● WHAT IS NEEDED
Scan the entries below for the word "JSON" and copy every line where it turns up.

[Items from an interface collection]
┌──

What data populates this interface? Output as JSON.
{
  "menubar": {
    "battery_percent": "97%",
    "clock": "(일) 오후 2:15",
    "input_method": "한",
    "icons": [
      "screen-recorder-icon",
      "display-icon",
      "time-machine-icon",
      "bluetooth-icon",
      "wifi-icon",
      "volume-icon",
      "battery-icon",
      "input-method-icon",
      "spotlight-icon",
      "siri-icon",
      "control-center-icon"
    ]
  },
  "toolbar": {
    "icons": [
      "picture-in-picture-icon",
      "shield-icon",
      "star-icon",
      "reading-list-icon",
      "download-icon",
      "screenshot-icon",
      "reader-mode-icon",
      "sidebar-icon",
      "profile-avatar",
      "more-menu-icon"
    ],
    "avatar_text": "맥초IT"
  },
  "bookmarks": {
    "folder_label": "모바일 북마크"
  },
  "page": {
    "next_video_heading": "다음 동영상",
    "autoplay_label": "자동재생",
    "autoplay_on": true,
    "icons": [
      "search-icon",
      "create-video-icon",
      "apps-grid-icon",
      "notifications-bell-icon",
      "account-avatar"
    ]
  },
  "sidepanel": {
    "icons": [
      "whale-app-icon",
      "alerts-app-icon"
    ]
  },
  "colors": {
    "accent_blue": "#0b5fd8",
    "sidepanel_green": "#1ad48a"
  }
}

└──
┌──

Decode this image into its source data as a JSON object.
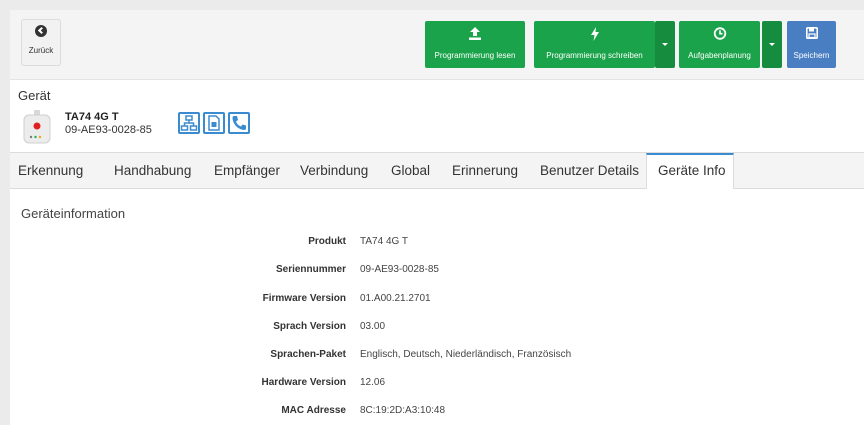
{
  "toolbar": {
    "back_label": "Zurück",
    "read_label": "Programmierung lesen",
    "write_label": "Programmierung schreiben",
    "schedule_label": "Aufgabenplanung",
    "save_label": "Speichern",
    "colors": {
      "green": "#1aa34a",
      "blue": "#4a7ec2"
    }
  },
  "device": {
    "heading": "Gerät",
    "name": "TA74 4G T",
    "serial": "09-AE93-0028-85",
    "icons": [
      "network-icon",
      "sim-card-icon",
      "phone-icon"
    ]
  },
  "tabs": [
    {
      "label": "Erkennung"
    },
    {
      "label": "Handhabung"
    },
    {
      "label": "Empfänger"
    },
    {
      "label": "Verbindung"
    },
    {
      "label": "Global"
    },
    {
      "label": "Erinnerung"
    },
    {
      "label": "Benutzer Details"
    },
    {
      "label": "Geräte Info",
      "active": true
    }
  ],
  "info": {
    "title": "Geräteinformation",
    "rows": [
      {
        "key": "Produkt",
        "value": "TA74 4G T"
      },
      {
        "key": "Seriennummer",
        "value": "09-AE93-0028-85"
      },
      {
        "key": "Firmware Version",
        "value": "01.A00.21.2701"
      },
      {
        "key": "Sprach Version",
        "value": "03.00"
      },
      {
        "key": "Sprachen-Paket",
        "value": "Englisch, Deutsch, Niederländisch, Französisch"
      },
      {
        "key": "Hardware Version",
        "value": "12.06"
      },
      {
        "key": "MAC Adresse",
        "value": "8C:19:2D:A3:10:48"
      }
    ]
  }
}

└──

● TASK SOLUTION
What data populates this interface? Output as JSON.
Decode this image into its source data as a JSON object.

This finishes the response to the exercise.